**What the task asks**
Keep each line of the material that includes "time", and leave out the rest.

**Records provided**

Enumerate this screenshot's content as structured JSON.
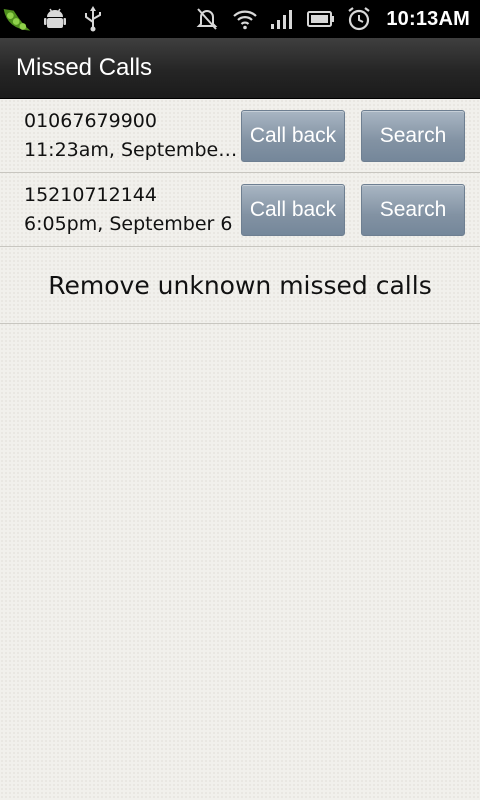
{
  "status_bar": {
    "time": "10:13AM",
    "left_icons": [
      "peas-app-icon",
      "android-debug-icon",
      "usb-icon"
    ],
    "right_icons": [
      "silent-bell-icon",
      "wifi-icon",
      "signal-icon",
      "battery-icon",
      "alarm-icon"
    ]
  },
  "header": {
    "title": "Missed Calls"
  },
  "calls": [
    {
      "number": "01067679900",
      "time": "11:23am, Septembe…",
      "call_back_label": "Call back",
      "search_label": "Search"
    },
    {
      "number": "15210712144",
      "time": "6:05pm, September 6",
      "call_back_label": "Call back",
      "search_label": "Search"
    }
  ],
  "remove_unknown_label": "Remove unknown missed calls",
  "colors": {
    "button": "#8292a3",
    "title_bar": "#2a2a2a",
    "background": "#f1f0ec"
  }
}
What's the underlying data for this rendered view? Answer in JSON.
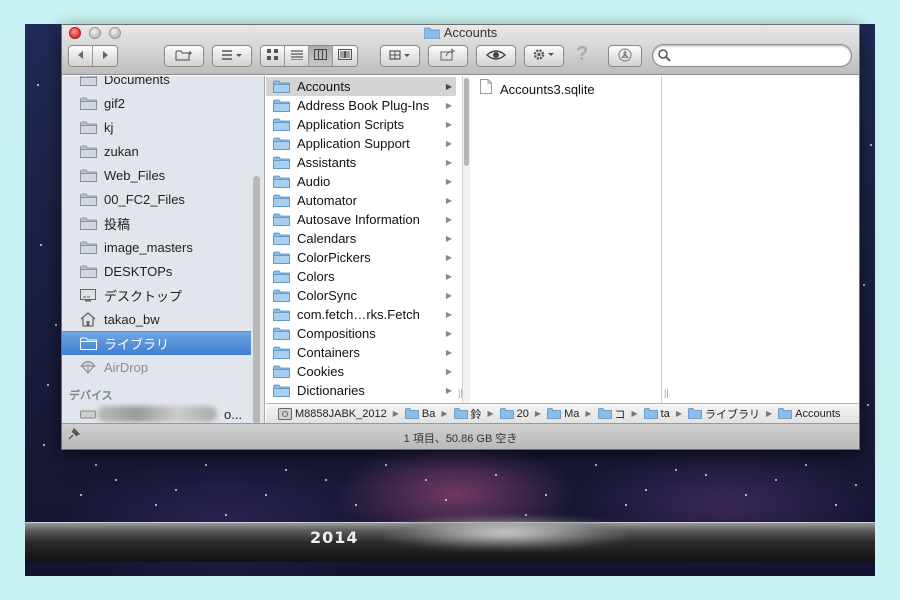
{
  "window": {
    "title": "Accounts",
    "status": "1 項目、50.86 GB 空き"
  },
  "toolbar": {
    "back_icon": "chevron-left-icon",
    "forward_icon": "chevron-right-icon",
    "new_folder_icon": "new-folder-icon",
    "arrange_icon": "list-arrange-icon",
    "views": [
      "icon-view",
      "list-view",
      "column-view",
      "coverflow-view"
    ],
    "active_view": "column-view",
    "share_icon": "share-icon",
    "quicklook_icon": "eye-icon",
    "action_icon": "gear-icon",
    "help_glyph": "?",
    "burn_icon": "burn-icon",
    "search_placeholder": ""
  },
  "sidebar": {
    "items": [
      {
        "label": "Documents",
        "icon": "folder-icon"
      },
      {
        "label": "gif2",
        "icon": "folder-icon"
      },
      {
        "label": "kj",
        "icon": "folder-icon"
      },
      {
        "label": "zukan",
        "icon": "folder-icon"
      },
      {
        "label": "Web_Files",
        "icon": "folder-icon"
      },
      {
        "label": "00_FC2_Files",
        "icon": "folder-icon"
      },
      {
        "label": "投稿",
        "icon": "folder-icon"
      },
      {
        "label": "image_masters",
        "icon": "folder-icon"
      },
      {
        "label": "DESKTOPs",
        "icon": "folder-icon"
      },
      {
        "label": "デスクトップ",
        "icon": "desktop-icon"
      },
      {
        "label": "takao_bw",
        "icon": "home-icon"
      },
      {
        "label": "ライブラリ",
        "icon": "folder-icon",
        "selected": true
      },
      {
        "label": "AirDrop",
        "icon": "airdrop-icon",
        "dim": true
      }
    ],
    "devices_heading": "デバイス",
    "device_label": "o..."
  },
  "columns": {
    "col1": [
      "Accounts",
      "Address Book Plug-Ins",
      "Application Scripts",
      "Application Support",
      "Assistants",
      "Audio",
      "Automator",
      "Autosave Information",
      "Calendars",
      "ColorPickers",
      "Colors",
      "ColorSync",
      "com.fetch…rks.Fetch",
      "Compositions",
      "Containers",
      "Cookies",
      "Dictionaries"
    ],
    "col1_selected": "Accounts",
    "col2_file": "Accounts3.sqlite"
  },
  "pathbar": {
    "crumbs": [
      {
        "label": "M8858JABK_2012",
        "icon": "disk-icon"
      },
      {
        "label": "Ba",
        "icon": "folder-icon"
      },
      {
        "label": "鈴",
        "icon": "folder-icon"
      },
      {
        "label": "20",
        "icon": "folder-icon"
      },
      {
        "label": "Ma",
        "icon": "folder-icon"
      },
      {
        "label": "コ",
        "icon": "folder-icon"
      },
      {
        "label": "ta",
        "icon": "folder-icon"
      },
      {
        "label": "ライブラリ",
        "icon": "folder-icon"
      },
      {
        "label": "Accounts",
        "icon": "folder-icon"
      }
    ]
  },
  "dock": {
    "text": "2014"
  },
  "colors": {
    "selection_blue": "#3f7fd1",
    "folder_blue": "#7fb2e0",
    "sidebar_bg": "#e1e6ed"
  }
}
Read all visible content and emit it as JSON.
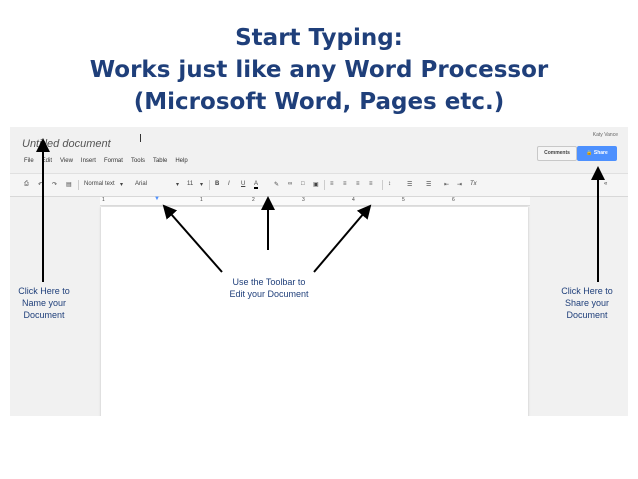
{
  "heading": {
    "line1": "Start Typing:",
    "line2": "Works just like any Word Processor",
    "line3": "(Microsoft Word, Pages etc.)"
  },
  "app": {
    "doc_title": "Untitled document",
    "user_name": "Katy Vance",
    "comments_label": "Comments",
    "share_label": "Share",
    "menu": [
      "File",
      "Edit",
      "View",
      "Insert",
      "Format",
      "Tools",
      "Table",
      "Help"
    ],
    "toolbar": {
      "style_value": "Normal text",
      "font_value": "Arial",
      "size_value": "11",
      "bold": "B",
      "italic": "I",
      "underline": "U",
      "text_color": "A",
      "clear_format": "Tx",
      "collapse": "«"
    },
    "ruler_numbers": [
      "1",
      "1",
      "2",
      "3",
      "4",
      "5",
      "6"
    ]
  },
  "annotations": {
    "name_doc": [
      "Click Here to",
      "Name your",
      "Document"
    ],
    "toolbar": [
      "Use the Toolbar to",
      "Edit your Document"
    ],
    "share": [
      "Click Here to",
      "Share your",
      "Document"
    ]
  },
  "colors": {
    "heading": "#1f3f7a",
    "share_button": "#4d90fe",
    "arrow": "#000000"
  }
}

**Solution to the exercise**
    "time": "10:13AM",
      "time": "11:23am, Septembe…",
      "time": "6:05pm, September 6",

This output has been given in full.